Topless Barbie dolls, Smurf figurines, fat laughing Buddhas, a rotating M&M's toy and plastic flowers in an array of rich colours.
These figurines and decorative pieces are being constructed into a tiered toy tower by retired contractor Or Beng Kooi, 77.
The long-time Yishun resident had originally built a pagoda featuring kitschy knick-knacks at the void deck of Block 108, Yishun Ring Road, late last year. However, it came tumbling down in February after Nee Soon Town Council, worried about fire safety, stepped in.
Since then, Mr Or has been invited to reconstruct his tower at independent arts centre The Substation in Armenian Street.
Theatre practitioner Li Xie, 45, had reached out to collaborate with him. She said: "I hope that by giving him this safe space to build, he will feel respected, liberated and comfortable to express himself, instead of feeling dismissed.
"It is a stage for his story to be told, and for wider social and political issues to be discussed."
With a wide grin, Mr Or said in Mandarin: "If not for Ms Li, I wouldn't have the chance to rebuild my tower.
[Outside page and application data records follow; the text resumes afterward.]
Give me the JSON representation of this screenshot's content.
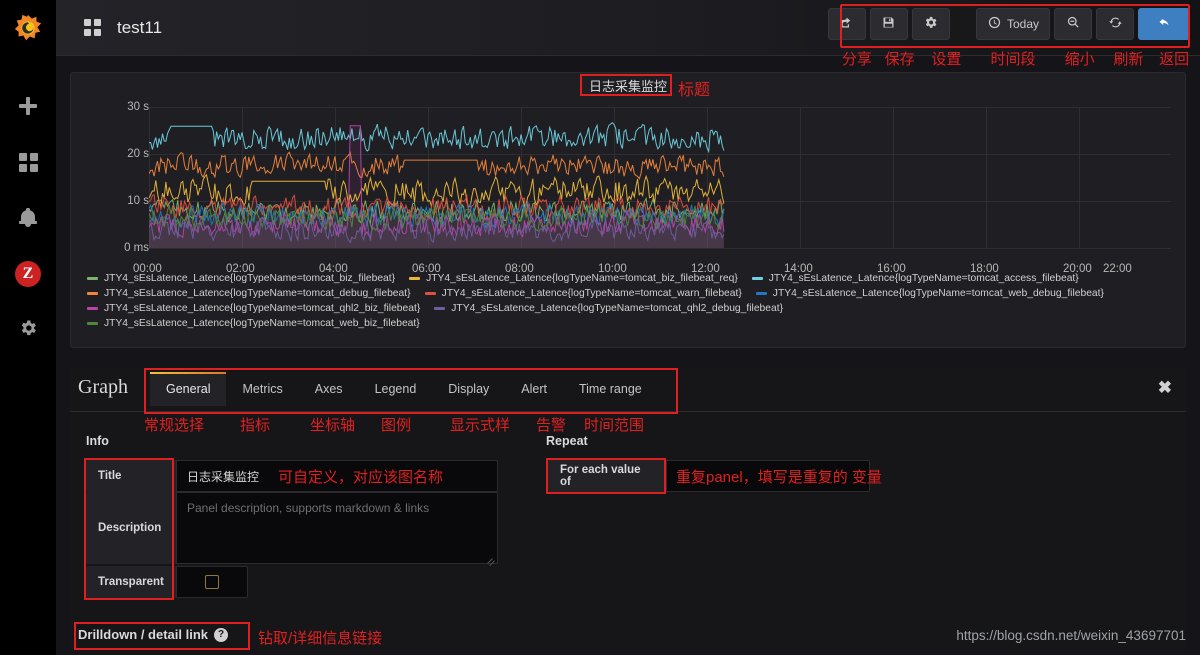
{
  "app": {
    "brand_icon": "grafana-logo-icon",
    "dashboard_title": "test11"
  },
  "sidebar": {
    "items": [
      {
        "name": "create-add",
        "icon": "plus-icon",
        "label": ""
      },
      {
        "name": "dashboards",
        "icon": "grid-icon",
        "label": ""
      },
      {
        "name": "alerting",
        "icon": "bell-icon",
        "label": ""
      },
      {
        "name": "user-profile",
        "icon": "avatar-icon",
        "label": "Z"
      },
      {
        "name": "configuration",
        "icon": "gear-icon",
        "label": ""
      }
    ],
    "avatar_color": "#cc2222"
  },
  "toolbar": {
    "buttons": [
      {
        "name": "share",
        "icon": "share-icon",
        "label": ""
      },
      {
        "name": "save",
        "icon": "save-icon",
        "label": ""
      },
      {
        "name": "settings",
        "icon": "gear-icon",
        "label": ""
      },
      {
        "name": "time-range",
        "icon": "clock-icon",
        "label": "Today"
      },
      {
        "name": "zoom-out",
        "icon": "search-minus-icon",
        "label": ""
      },
      {
        "name": "refresh",
        "icon": "refresh-icon",
        "label": ""
      },
      {
        "name": "back",
        "icon": "arrow-back-icon",
        "label": ""
      }
    ],
    "annotations": [
      "分享",
      "保存",
      "设置",
      "时间段",
      "缩小",
      "刷新",
      "返回"
    ],
    "highlight_color": "#e02020"
  },
  "panel": {
    "title": "日志采集监控",
    "title_annotation": "标题"
  },
  "chart_data": {
    "type": "line",
    "title": "日志采集监控",
    "xlabel": "",
    "ylabel": "",
    "ylim": [
      0,
      30
    ],
    "ytick_labels": [
      "30 s",
      "20 s",
      "10 s",
      "0 ms"
    ],
    "ytick_values": [
      30,
      20,
      10,
      0
    ],
    "xtick_labels": [
      "00:00",
      "02:00",
      "04:00",
      "06:00",
      "08:00",
      "10:00",
      "12:00",
      "14:00",
      "16:00",
      "18:00",
      "20:00",
      "22:00"
    ],
    "grid": true,
    "legend_position": "bottom",
    "data_end_x": "13:30",
    "series": [
      {
        "name": "JTY4_sEsLatence_Latence{logTypeName=tomcat_biz_filebeat}",
        "color": "#7eb26d",
        "mean": 8.0
      },
      {
        "name": "JTY4_sEsLatence_Latence{logTypeName=tomcat_biz_filebeat_req}",
        "color": "#eab839",
        "mean": 12.0
      },
      {
        "name": "JTY4_sEsLatence_Latence{logTypeName=tomcat_access_filebeat}",
        "color": "#6ed0e0",
        "mean": 23.5
      },
      {
        "name": "JTY4_sEsLatence_Latence{logTypeName=tomcat_debug_filebeat}",
        "color": "#ef843c",
        "mean": 17.5
      },
      {
        "name": "JTY4_sEsLatence_Latence{logTypeName=tomcat_warn_filebeat}",
        "color": "#e24d42",
        "mean": 8.5
      },
      {
        "name": "JTY4_sEsLatence_Latence{logTypeName=tomcat_web_debug_filebeat}",
        "color": "#1f78c1",
        "mean": 7.0
      },
      {
        "name": "JTY4_sEsLatence_Latence{logTypeName=tomcat_qhl2_biz_filebeat}",
        "color": "#ba43a9",
        "mean": 5.0
      },
      {
        "name": "JTY4_sEsLatence_Latence{logTypeName=tomcat_qhl2_debug_filebeat}",
        "color": "#705da0",
        "mean": 4.0
      },
      {
        "name": "JTY4_sEsLatence_Latence{logTypeName=tomcat_web_biz_filebeat}",
        "color": "#508642",
        "mean": 6.5
      }
    ]
  },
  "editor": {
    "title": "Graph",
    "close_label": "✖",
    "tabs": [
      {
        "label": "General",
        "active": true
      },
      {
        "label": "Metrics",
        "active": false
      },
      {
        "label": "Axes",
        "active": false
      },
      {
        "label": "Legend",
        "active": false
      },
      {
        "label": "Display",
        "active": false
      },
      {
        "label": "Alert",
        "active": false
      },
      {
        "label": "Time range",
        "active": false
      }
    ],
    "tab_annotations": [
      "常规选择",
      "指标",
      "坐标轴",
      "图例",
      "显示式样",
      "告警",
      "时间范围"
    ],
    "info_section": "Info",
    "repeat_section": "Repeat",
    "fields": {
      "title_label": "Title",
      "title_value": "日志采集监控",
      "title_annotation": "可自定义，对应该图名称",
      "description_label": "Description",
      "description_placeholder": "Panel description, supports markdown & links",
      "transparent_label": "Transparent",
      "repeat_label": "For each value of",
      "repeat_annotation": "重复panel，填写是重复的 变量"
    },
    "drilldown_label": "Drilldown / detail link",
    "drilldown_help": "?",
    "drilldown_annotation": "钻取/详细信息链接"
  },
  "watermark": "https://blog.csdn.net/weixin_43697701"
}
I'm very happy."
REUSING UNWANTED THINGS
It's too much of a waste to just throw these items away. A lot of money was spent on them. The tower is a way of displaying and reusing things people no longer need.
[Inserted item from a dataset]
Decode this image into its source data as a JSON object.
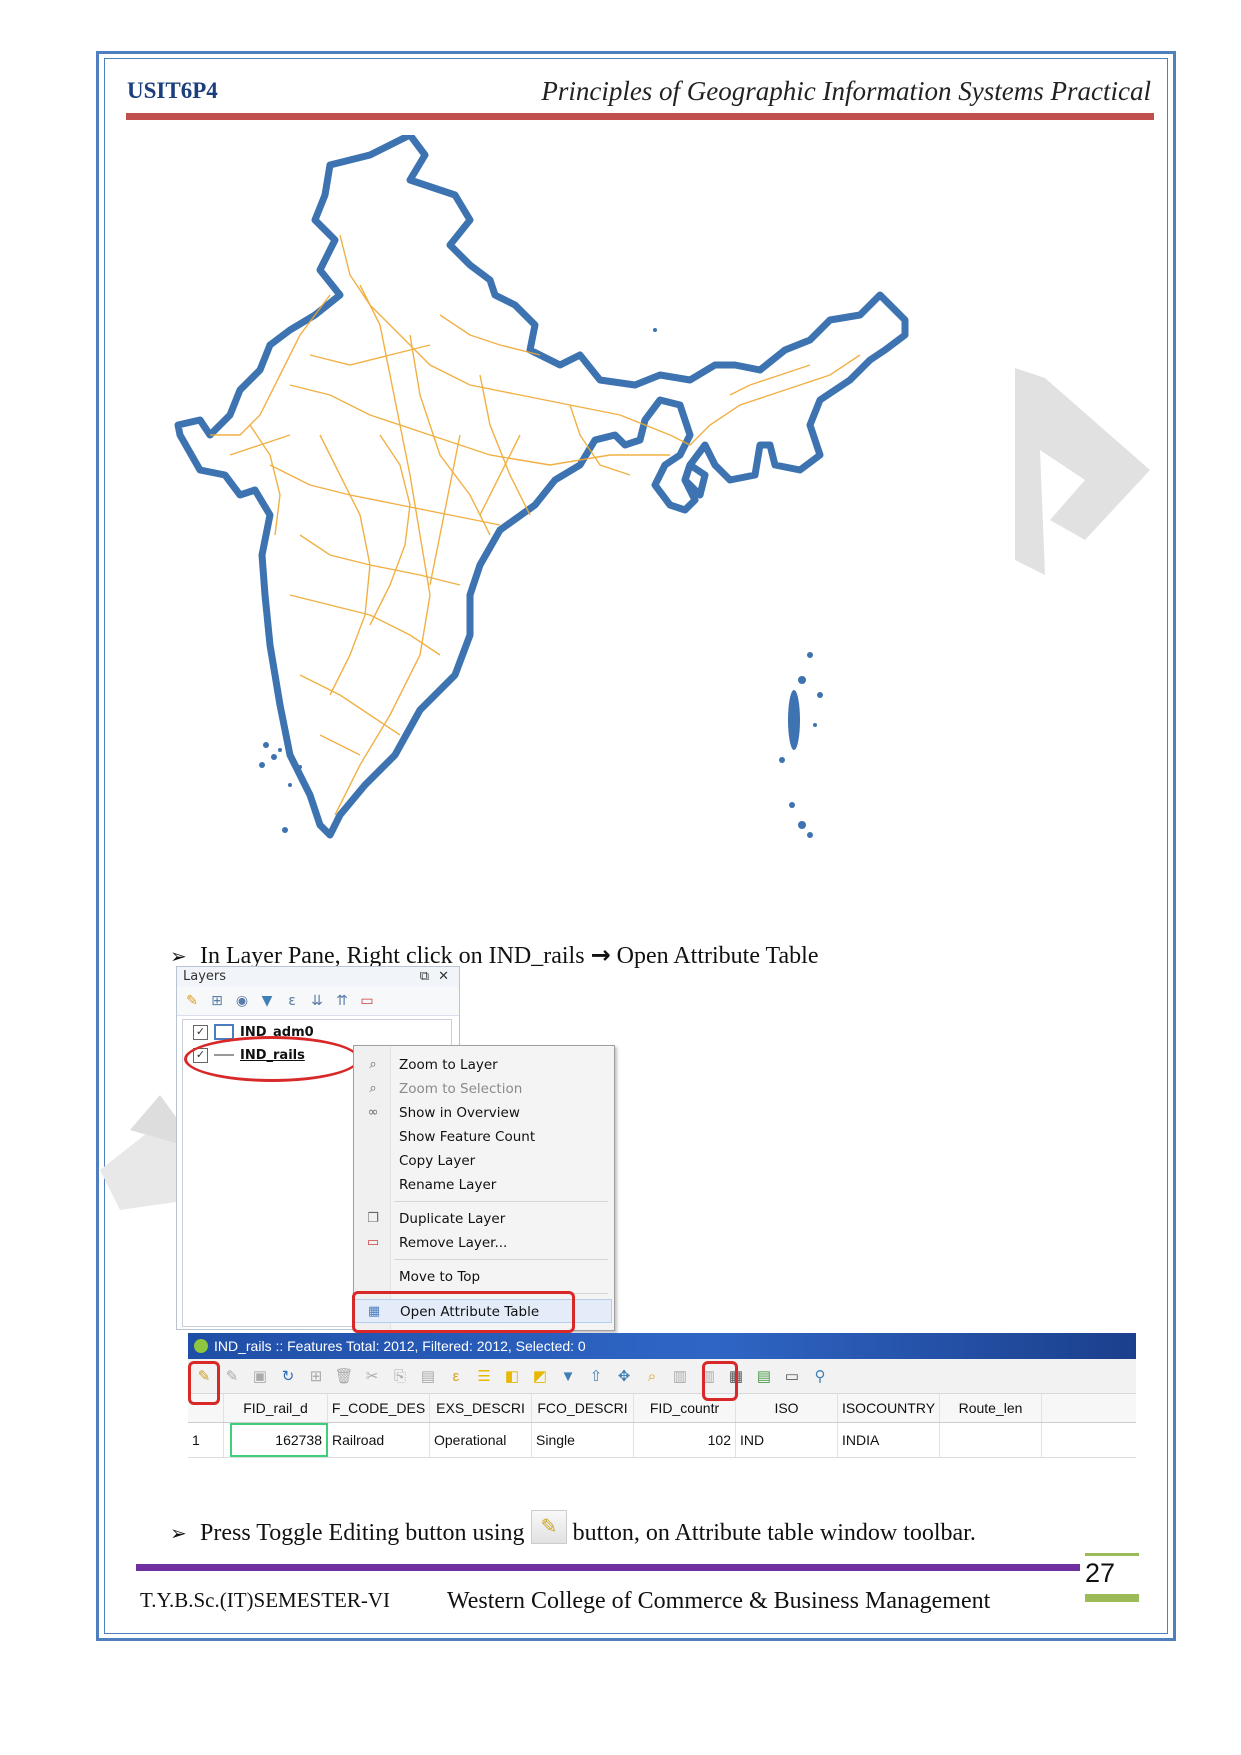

MR OR BENG KOOI, on why he built the toy towers.
The tower is being reconstructed with salvaged items from his original installation, as well as new contributions from the public.
The new items, which fill five boxes, were amassed after Ms Li made a call for donations last month.
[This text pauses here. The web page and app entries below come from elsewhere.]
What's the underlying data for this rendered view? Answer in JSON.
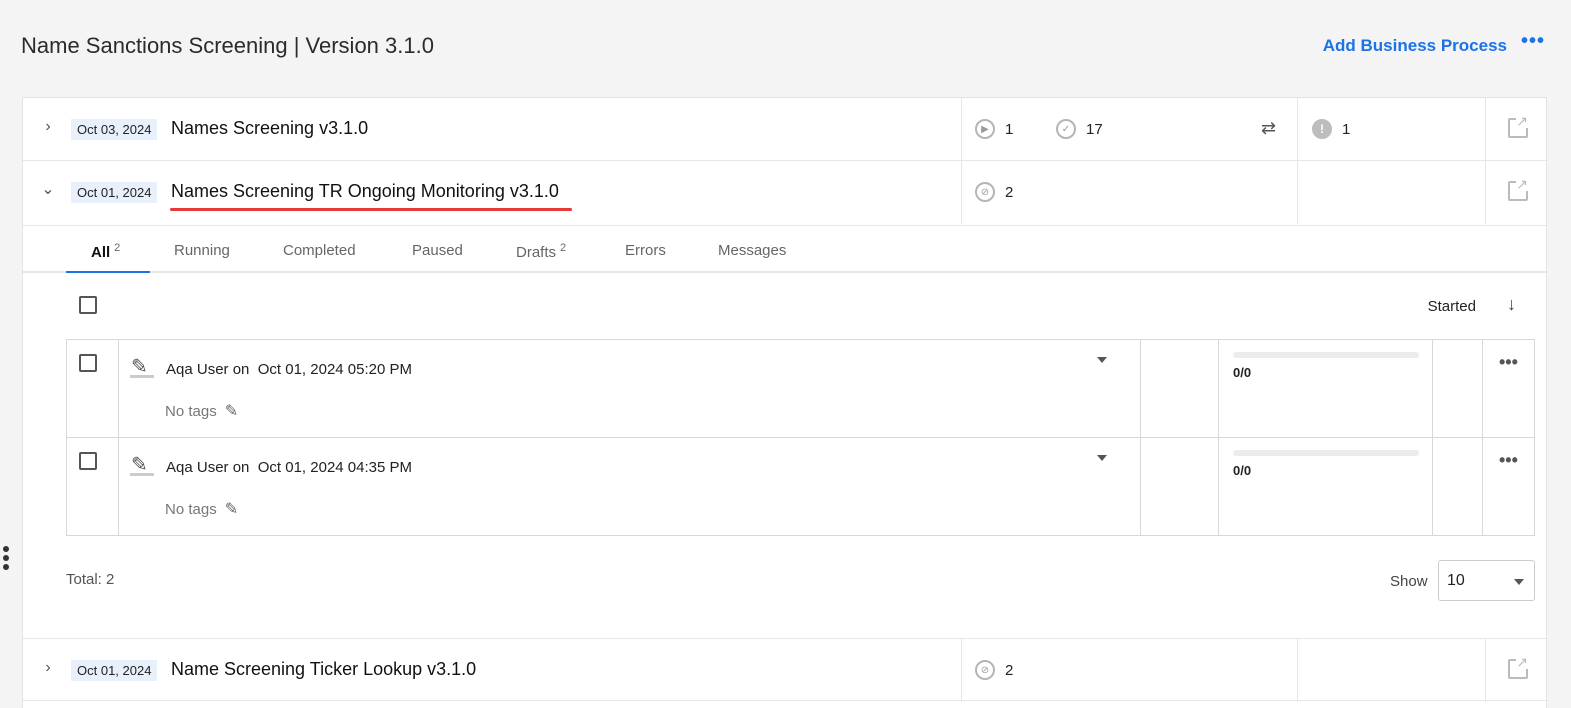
{
  "header": {
    "title": "Name Sanctions Screening | Version 3.1.0",
    "add_business_process": "Add Business Process",
    "more": "•••"
  },
  "processes": [
    {
      "date": "Oct 03, 2024",
      "name": "Names Screening v3.1.0",
      "expanded": false,
      "running_count": "1",
      "completed_count": "17",
      "error_count": "1"
    },
    {
      "date": "Oct 01, 2024",
      "name": "Names Screening TR Ongoing Monitoring v3.1.0",
      "expanded": true,
      "drafts_count": "2"
    },
    {
      "date": "Oct 01, 2024",
      "name": "Name Screening Ticker Lookup v3.1.0",
      "expanded": false,
      "drafts_count": "2"
    }
  ],
  "tabs": [
    {
      "label": "All",
      "count": "2"
    },
    {
      "label": "Running",
      "count": ""
    },
    {
      "label": "Completed",
      "count": ""
    },
    {
      "label": "Paused",
      "count": ""
    },
    {
      "label": "Drafts",
      "count": "2"
    },
    {
      "label": "Errors",
      "count": ""
    },
    {
      "label": "Messages",
      "count": ""
    }
  ],
  "sort": {
    "label": "Started",
    "arrow": "↓"
  },
  "instances": [
    {
      "author_prefix": "Aqa User on",
      "timestamp": "Oct 01, 2024 05:20 PM",
      "tags": "No tags",
      "progress": "0/0",
      "progress_fraction": 0
    },
    {
      "author_prefix": "Aqa User on",
      "timestamp": "Oct 01, 2024 04:35 PM",
      "tags": "No tags",
      "progress": "0/0",
      "progress_fraction": 0
    }
  ],
  "footer": {
    "total": "Total: 2",
    "show_label": "Show",
    "show_value": "10"
  },
  "icons": {
    "chevron_right": "›",
    "chevron_down": "⌄",
    "pencil": "✎",
    "more": "•••",
    "play": "▶",
    "check": "✓",
    "exclamation": "!",
    "draft": "⊘",
    "swap": "⇄"
  },
  "colors": {
    "accent": "#1a73e8",
    "highlight_underline": "#e53935",
    "date_badge_bg": "#e7f0fb"
  }
}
On Thursday, Mr Or arrived at The Substation with his grandson, 11-year-old Javia Or, and neighbour Wee Lai Huat, a 56-year-old retiree.
He was in a striped Star Wars T-shirt and black vest, and wore a black cap with metal rings.
Mr Or could not describe exactly how he would design his tower, but said it would "have to be beautiful and pleasing for the public".
"We are not building it for ourselves to enjoy," he said. He is also influenced by the style and colours of Haw Par Villa's statues.
On the rationale behind building such towers, he said: "It's too much of a waste to just throw these items away. A lot of money was spent on them. The tower is a way of displaying and reusing things people no longer needed."
Visitors can watch Mr Or and interact with him as he builds the tower in his own time. They can also listen to audio interviews that Ms Li conducted with him.
Contributions of ornaments and figurines are welcome too.
Ms Li said: "We have so many campaigns encouraging senior citizens to age actively and gracefully. We regulate too much on how to age and what we are to do in each stage of our lives.
"We should respect what the elderly want to do, hear them out and give them a voice."
The items will be donated to charity after the exhibition.
•Discipline The City - Act III will run at The Substation till Nov 26.